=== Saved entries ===
■ ■ ■ ■

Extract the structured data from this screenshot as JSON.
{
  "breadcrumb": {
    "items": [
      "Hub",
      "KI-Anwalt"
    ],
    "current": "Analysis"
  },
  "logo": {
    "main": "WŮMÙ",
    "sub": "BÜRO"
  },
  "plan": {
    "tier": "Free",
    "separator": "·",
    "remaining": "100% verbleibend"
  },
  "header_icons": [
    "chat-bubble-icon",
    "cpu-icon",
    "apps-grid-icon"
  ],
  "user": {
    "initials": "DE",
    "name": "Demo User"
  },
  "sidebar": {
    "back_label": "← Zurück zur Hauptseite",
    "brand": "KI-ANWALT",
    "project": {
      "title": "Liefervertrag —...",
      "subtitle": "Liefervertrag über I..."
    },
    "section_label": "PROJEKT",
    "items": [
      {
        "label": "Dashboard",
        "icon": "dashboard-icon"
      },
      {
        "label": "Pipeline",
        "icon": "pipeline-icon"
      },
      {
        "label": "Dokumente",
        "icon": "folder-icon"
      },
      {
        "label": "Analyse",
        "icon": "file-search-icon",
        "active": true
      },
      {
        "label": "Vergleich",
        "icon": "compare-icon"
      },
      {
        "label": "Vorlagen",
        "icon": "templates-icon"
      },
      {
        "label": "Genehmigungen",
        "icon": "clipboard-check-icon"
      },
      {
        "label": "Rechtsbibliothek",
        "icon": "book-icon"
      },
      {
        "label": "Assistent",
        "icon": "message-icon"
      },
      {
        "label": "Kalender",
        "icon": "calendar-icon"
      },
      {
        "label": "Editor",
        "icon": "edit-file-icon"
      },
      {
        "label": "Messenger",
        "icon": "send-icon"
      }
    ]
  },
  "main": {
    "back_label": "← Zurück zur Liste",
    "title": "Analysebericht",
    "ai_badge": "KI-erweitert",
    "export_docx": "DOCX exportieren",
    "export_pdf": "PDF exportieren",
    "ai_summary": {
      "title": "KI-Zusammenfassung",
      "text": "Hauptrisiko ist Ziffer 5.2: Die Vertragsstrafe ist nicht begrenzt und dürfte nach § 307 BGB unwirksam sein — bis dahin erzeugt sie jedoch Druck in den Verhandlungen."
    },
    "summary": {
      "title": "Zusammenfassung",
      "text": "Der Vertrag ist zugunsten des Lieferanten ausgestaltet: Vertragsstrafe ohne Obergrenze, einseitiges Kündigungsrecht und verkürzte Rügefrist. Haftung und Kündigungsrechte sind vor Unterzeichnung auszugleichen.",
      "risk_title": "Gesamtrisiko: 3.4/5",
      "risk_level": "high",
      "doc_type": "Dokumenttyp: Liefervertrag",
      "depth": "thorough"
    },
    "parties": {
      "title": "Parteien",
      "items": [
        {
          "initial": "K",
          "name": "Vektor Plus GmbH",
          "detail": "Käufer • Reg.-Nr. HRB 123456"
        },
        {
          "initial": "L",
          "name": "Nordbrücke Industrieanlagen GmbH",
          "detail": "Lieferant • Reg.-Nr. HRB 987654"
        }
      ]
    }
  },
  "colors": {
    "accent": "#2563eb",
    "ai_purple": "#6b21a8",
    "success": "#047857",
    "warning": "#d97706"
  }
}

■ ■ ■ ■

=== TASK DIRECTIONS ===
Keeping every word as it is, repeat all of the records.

=== RESPONSE TO THIS TASK ===
Extract the structured data from this screenshot as JSON.
{
  "breadcrumb": {
    "items": [
      "Hub",
      "KI-Anwalt"
    ],
    "current": "Analysis"
  },
  "logo": {
    "main": "WŮMÙ",
    "sub": "BÜRO"
  },
  "plan": {
    "tier": "Free",
    "separator": "·",
    "remaining": "100% verbleibend"
  },
  "header_icons": [
    "chat-bubble-icon",
    "cpu-icon",
    "apps-grid-icon"
  ],
  "user": {
    "initials": "DE",
    "name": "Demo User"
  },
  "sidebar": {
    "back_label": "← Zurück zur Hauptseite",
    "brand": "KI-ANWALT",
    "project": {
      "title": "Liefervertrag —...",
      "subtitle": "Liefervertrag über I..."
    },
    "section_label": "PROJEKT",
    "items": [
      {
        "label": "Dashboard",
        "icon": "dashboard-icon"
      },
      {
        "label": "Pipeline",
        "icon": "pipeline-icon"
      },
      {
        "label": "Dokumente",
        "icon": "folder-icon"
      },
      {
        "label": "Analyse",
        "icon": "file-search-icon",
        "active": true
      },
      {
        "label": "Vergleich",
        "icon": "compare-icon"
      },
      {
        "label": "Vorlagen",
        "icon": "templates-icon"
      },
      {
        "label": "Genehmigungen",
        "icon": "clipboard-check-icon"
      },
      {
        "label": "Rechtsbibliothek",
        "icon": "book-icon"
      },
      {
        "label": "Assistent",
        "icon": "message-icon"
      },
      {
        "label": "Kalender",
        "icon": "calendar-icon"
      },
      {
        "label": "Editor",
        "icon": "edit-file-icon"
      },
      {
        "label": "Messenger",
        "icon": "send-icon"
      }
    ]
  },
  "main": {
    "back_label": "← Zurück zur Liste",
    "title": "Analysebericht",
    "ai_badge": "KI-erweitert",
    "export_docx": "DOCX exportieren",
    "export_pdf": "PDF exportieren",
    "ai_summary": {
      "title": "KI-Zusammenfassung",
      "text": "Hauptrisiko ist Ziffer 5.2: Die Vertragsstrafe ist nicht begrenzt und dürfte nach § 307 BGB unwirksam sein — bis dahin erzeugt sie jedoch Druck in den Verhandlungen."
    },
    "summary": {
      "title": "Zusammenfassung",
      "text": "Der Vertrag ist zugunsten des Lieferanten ausgestaltet: Vertragsstrafe ohne Obergrenze, einseitiges Kündigungsrecht und verkürzte Rügefrist. Haftung und Kündigungsrechte sind vor Unterzeichnung auszugleichen.",
      "risk_title": "Gesamtrisiko: 3.4/5",
      "risk_level": "high",
      "doc_type": "Dokumenttyp: Liefervertrag",
      "depth": "thorough"
    },
    "parties": {
      "title": "Parteien",
      "items": [
        {
          "initial": "K",
          "name": "Vektor Plus GmbH",
          "detail": "Käufer • Reg.-Nr. HRB 123456"
        },
        {
          "initial": "L",
          "name": "Nordbrücke Industrieanlagen GmbH",
          "detail": "Lieferant • Reg.-Nr. HRB 987654"
        }
      ]
    }
  },
  "colors": {
    "accent": "#2563eb",
    "ai_purple": "#6b21a8",
    "success": "#047857",
    "warning": "#d97706"
  }
}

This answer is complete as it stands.